Thanks. That is the most frustrating part: knowing you are professional, having done everything possible to serve your country and be able to give yours what they need and find yourself in a de-professionalized country, where mediocrity and the imposition of conformity reign.
One of the most striking things about the medical staff is their terrible treatment of the public and their unprofessional behavior (among them - informalities, vulgarities, indifference to patient requests, etc).
The professional always has more than two options: to do the job with pleasure; do it reluctantly (becoming bitter and embittering others), or quitting.
Due to the type of income that medical personnel receive and the risky conditions under which they work, none of them should agree to work. The fight would have to be with the employer, which is the State.
However, they have decided to fight patients and their families on a daily basis, I suppose as a way to drain their frustrations.
 2 months ago  

Terrible stuff that you had to go through! The hospital looks like one from a horror movie, not somewhere you actually have to go.

It’s wild you have to go to the lab or pharmacy across the street instead of inside the hospital itself. It is indeed socialism run wild like the other person commented.

Hopefully it wasn’t a stroke she had! Has she lost any motor functions or gait? Hope that it improves and you never have to go back to that place, it seems like it’s just a death center sadly.

It is, and we saw quite a few shocking cases.
I will try to post an update later today.
SHe recovered quite well, actually. Her motor function seem ok, although she has been having lapses and has been a bit off with time and places.
Thanks for stopping by

 last month  

That’s good! She might have had a TIA which is a miniature stroke but usually doesn’t have long lasting effects. That’s what it sounds like to me!

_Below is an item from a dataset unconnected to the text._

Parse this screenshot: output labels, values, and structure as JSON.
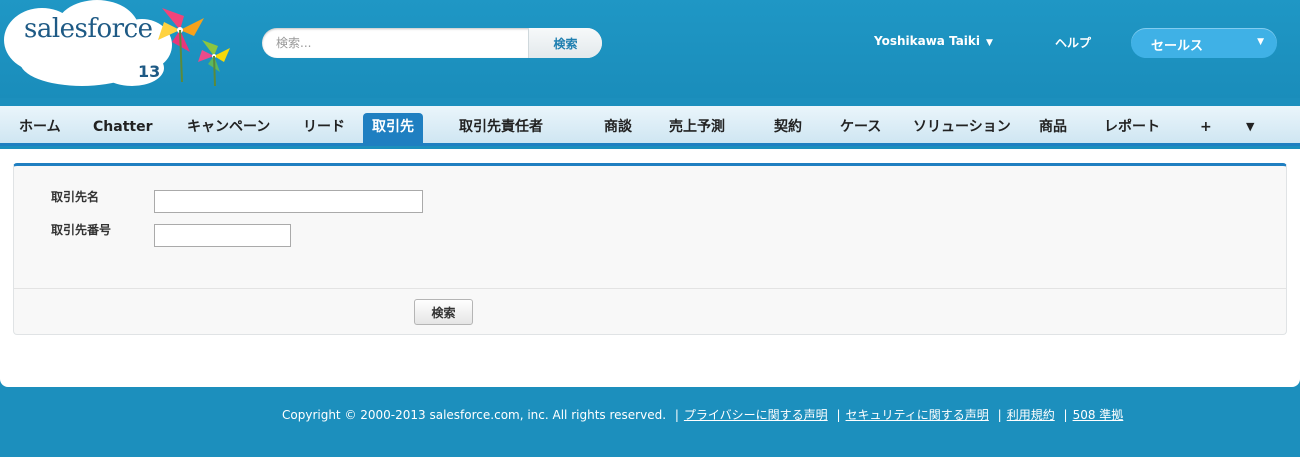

And is the stuff our daily routines are made of. An utter descent into madness. I hope that we can throw this imbeciles in charge into these places and have them locked in there for the same amount of time they've been in control of everything.

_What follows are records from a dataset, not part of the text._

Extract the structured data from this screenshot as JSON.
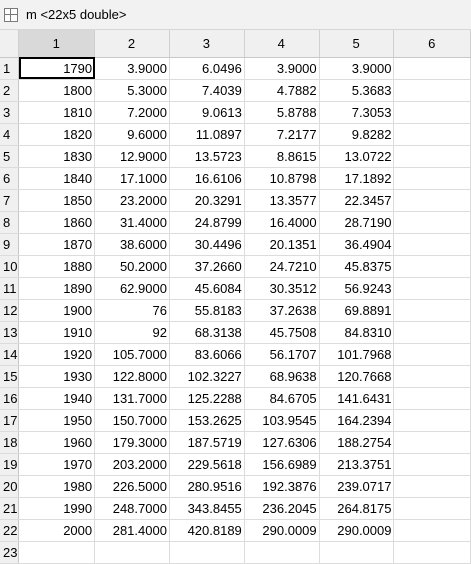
{
  "window": {
    "title": "m <22x5 double>",
    "icon": "variable-grid-icon"
  },
  "table": {
    "column_headers": [
      "1",
      "2",
      "3",
      "4",
      "5",
      "6"
    ],
    "selected_column": "1",
    "rows": [
      {
        "label": "1",
        "cells": [
          "1790",
          "3.9000",
          "6.0496",
          "3.9000",
          "3.9000",
          ""
        ]
      },
      {
        "label": "2",
        "cells": [
          "1800",
          "5.3000",
          "7.4039",
          "4.7882",
          "5.3683",
          ""
        ]
      },
      {
        "label": "3",
        "cells": [
          "1810",
          "7.2000",
          "9.0613",
          "5.8788",
          "7.3053",
          ""
        ]
      },
      {
        "label": "4",
        "cells": [
          "1820",
          "9.6000",
          "11.0897",
          "7.2177",
          "9.8282",
          ""
        ]
      },
      {
        "label": "5",
        "cells": [
          "1830",
          "12.9000",
          "13.5723",
          "8.8615",
          "13.0722",
          ""
        ]
      },
      {
        "label": "6",
        "cells": [
          "1840",
          "17.1000",
          "16.6106",
          "10.8798",
          "17.1892",
          ""
        ]
      },
      {
        "label": "7",
        "cells": [
          "1850",
          "23.2000",
          "20.3291",
          "13.3577",
          "22.3457",
          ""
        ]
      },
      {
        "label": "8",
        "cells": [
          "1860",
          "31.4000",
          "24.8799",
          "16.4000",
          "28.7190",
          ""
        ]
      },
      {
        "label": "9",
        "cells": [
          "1870",
          "38.6000",
          "30.4496",
          "20.1351",
          "36.4904",
          ""
        ]
      },
      {
        "label": "10",
        "cells": [
          "1880",
          "50.2000",
          "37.2660",
          "24.7210",
          "45.8375",
          ""
        ]
      },
      {
        "label": "11",
        "cells": [
          "1890",
          "62.9000",
          "45.6084",
          "30.3512",
          "56.9243",
          ""
        ]
      },
      {
        "label": "12",
        "cells": [
          "1900",
          "76",
          "55.8183",
          "37.2638",
          "69.8891",
          ""
        ]
      },
      {
        "label": "13",
        "cells": [
          "1910",
          "92",
          "68.3138",
          "45.7508",
          "84.8310",
          ""
        ]
      },
      {
        "label": "14",
        "cells": [
          "1920",
          "105.7000",
          "83.6066",
          "56.1707",
          "101.7968",
          ""
        ]
      },
      {
        "label": "15",
        "cells": [
          "1930",
          "122.8000",
          "102.3227",
          "68.9638",
          "120.7668",
          ""
        ]
      },
      {
        "label": "16",
        "cells": [
          "1940",
          "131.7000",
          "125.2288",
          "84.6705",
          "141.6431",
          ""
        ]
      },
      {
        "label": "17",
        "cells": [
          "1950",
          "150.7000",
          "153.2625",
          "103.9545",
          "164.2394",
          ""
        ]
      },
      {
        "label": "18",
        "cells": [
          "1960",
          "179.3000",
          "187.5719",
          "127.6306",
          "188.2754",
          ""
        ]
      },
      {
        "label": "19",
        "cells": [
          "1970",
          "203.2000",
          "229.5618",
          "156.6989",
          "213.3751",
          ""
        ]
      },
      {
        "label": "20",
        "cells": [
          "1980",
          "226.5000",
          "280.9516",
          "192.3876",
          "239.0717",
          ""
        ]
      },
      {
        "label": "21",
        "cells": [
          "1990",
          "248.7000",
          "343.8455",
          "236.2045",
          "264.8175",
          ""
        ]
      },
      {
        "label": "22",
        "cells": [
          "2000",
          "281.4000",
          "420.8189",
          "290.0009",
          "290.0009",
          ""
        ]
      },
      {
        "label": "23",
        "cells": [
          "",
          "",
          "",
          "",
          "",
          ""
        ]
      }
    ]
  }
}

I hope a crisis like this doesn't come up again. It's the worst of the worst to be powerless facing these situations.

It is indeed. I agree with you. Part of the punishment for their crimes should be to subject them to the kinds of penuries they have imposed on the people they swore to protect and uplift.
Of course, it plays against any attempt to do justice that most of their followers, even if they go through hell, they seem to go willingly and happily.

Well, dumbness is a human behavior. I don't think that's never going away. Neither the cliques claiming power in this country. Hopefully, these pests will get all their due in time.

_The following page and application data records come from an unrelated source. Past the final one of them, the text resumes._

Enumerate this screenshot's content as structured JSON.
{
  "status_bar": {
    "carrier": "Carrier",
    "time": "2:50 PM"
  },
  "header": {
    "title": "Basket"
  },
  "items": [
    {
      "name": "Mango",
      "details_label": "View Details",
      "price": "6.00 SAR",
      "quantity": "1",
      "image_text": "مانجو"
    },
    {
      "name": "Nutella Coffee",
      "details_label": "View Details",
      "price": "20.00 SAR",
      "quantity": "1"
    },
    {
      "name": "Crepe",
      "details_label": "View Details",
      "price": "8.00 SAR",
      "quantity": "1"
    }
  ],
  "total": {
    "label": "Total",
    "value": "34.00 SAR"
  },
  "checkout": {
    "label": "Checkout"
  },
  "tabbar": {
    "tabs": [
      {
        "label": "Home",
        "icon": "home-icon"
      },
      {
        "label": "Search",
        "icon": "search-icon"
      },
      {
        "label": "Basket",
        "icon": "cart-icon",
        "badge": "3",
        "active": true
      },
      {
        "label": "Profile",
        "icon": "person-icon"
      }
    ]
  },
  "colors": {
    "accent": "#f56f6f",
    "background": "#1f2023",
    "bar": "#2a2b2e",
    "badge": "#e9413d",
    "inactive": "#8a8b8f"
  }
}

And is the stuff our daily routines are made of. An utter descent into madness. I hope that we can throw this imbeciles in charge into these places and have them locked in there for the same amount of time they've been in control of everything.

I hope a crisis like this doesn't come up again. It's the worst of the worst to be powerless facing these situations.